Green Building Saves Money While Teaching

Schools are buildings that have teachers inside. This building is a teacher that also has teachers inside.

MEMPHIS – ( Bridges, an organization that develops young leaders in the Mid-South went green in 2004 and they haven’t looked back. 

Today, they continue to shrink their carbon footprint and their operating cost by hundreds of thousands of dollars while showing kids how to be green. 

It looks like a piece of the Hernando De Soto Bridge. Even cooler than the 5,000 kids that walk through every year is that everything in the building from the window tint to the water heater saves energy, money and the environment. 

If you look through the window tints, the tints are different tints. The tiles are different sizes and that represents what we do here, it’s all about diversity.” says Drew Smith, communications coordinator for Bridges. 

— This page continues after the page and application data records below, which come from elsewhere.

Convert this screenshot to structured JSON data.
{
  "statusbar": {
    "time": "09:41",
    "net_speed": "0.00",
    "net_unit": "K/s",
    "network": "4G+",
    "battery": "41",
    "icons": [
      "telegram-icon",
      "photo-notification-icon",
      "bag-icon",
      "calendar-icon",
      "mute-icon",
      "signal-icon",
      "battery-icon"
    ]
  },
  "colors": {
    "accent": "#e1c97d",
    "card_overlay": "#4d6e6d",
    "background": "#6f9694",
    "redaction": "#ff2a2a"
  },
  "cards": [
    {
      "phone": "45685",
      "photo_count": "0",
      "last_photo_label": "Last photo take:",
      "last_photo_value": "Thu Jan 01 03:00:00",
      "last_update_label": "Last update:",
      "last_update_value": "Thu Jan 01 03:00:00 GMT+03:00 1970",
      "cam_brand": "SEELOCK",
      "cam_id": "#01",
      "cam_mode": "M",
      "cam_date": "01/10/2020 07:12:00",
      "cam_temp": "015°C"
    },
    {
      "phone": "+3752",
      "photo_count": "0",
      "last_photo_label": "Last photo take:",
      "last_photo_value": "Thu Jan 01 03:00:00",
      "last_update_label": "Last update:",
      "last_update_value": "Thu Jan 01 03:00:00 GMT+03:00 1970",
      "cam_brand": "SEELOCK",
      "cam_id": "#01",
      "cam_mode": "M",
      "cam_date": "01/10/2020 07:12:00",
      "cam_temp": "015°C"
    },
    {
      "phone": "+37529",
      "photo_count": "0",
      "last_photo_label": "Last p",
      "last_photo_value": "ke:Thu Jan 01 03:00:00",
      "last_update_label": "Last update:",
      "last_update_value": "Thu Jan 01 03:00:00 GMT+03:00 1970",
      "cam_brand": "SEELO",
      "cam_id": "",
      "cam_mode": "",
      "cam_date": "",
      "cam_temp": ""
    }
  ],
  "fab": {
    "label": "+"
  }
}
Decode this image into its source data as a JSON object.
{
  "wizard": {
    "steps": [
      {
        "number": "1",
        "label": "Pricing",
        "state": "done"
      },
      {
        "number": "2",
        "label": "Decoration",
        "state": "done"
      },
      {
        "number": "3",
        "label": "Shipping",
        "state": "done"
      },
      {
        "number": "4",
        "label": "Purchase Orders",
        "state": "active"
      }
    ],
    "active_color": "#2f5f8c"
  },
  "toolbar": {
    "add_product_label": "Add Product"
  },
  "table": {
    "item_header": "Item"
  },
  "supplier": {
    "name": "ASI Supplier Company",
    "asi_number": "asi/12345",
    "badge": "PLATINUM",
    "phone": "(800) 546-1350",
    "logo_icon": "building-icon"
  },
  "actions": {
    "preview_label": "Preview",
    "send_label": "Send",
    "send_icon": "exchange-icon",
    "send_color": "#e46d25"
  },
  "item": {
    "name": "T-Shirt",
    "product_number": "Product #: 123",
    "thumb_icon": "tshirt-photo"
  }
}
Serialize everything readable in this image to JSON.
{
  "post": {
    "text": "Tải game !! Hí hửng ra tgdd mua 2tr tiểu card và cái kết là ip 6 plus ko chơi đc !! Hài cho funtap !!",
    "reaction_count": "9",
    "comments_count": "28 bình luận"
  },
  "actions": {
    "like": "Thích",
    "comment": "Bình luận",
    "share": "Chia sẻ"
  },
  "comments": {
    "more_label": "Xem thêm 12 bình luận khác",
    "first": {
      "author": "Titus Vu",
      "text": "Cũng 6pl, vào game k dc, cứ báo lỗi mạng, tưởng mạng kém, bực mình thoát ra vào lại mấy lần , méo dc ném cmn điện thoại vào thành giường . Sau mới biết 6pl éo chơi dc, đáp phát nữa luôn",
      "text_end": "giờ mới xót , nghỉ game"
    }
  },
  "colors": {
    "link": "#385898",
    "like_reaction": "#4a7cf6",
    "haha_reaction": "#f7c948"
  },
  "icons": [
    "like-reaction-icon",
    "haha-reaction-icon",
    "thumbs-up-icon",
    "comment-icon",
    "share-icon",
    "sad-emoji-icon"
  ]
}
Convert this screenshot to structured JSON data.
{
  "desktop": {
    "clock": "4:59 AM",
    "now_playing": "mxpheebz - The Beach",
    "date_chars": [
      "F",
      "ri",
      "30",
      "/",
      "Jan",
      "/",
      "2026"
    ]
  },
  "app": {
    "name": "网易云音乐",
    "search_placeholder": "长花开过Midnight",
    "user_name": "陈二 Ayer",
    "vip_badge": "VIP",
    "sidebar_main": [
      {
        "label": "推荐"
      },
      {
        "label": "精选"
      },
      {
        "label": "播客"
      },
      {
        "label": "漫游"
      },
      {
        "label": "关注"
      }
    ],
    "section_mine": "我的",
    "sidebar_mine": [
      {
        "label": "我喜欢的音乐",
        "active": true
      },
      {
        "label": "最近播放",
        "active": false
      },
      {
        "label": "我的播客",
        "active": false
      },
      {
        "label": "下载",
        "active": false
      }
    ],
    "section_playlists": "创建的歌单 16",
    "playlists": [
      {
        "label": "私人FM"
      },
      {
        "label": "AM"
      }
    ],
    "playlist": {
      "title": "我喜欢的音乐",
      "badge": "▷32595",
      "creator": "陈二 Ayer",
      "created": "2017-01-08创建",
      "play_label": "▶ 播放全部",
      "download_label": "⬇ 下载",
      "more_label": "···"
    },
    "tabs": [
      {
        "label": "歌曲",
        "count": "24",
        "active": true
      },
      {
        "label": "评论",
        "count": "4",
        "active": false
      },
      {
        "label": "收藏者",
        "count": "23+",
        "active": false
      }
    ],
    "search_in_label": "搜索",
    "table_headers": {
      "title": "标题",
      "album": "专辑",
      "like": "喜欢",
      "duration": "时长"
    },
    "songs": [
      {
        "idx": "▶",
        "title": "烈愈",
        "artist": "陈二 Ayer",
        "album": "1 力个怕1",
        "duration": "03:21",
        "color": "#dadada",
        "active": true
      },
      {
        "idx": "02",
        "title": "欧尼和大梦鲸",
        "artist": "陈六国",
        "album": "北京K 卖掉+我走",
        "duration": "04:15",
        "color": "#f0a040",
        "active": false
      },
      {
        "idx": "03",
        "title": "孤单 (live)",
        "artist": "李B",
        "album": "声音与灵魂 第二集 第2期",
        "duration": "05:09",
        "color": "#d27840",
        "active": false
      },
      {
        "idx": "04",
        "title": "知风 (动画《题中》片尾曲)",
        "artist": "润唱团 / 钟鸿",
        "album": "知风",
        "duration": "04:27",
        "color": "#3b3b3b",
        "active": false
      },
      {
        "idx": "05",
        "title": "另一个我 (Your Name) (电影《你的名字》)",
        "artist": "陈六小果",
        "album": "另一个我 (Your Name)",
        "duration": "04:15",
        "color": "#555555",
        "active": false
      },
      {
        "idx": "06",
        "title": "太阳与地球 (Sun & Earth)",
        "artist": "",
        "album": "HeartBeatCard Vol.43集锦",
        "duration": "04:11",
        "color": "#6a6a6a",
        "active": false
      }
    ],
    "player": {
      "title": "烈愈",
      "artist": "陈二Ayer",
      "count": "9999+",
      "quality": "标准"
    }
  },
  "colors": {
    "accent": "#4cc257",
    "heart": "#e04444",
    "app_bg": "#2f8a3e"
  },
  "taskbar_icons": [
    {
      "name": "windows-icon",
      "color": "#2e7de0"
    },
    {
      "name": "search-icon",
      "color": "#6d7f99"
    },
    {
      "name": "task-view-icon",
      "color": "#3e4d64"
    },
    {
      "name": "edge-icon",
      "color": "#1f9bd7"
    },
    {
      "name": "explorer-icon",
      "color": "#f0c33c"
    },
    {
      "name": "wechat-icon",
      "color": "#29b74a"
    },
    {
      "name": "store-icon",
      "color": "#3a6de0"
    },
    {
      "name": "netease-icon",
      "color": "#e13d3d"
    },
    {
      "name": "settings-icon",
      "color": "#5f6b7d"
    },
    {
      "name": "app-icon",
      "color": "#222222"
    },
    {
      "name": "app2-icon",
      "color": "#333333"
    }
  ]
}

The group tries to show kids there’s more to life than what is in their “bubble”. Their school, their neighborhoods even their carbon footprint. They’re looking for that a-ha! moment. 

“They can scale it down to do it themselves at home. Something like setting out an empty bucket when it rains to save water to water their plants.” says Katie Prestigiacomo, who works directly with students at Bridges. 

I thought I had seen or at least heard of most green ideas, but I couldn’t turn a corner without an a-ha moment of my own. 

Starting at the top of the parking garage there is a solar powered water heater, the carpets are made of recycled plastic bottles, the stairs are recycled steel, there’s even a rooftop garden that uses plants to absorb heat instead of it going straight into the building. 

When this building was constructed they thought of everything down to the shrubbery outside. In the summer, trees lining the outside walls are flush with leaves providing a shady canopy. In the winter the trees shed the leaves allowing the sunshine in, warming the building. This pushes the savings even higher when you think about the buildings upkeep. 

Drew says “It’s strong, it holds up. Our maintenance costs are paint every once in a while and that’s about it.” In the nine years since construction they haven't changed anything, and for good reason. Drew says the average building uses $300 thousand worth of energy each year. This one on Fifth Avenue, only about $100 thousand.

Page: [[$index + 1]]
comments powered by Disqus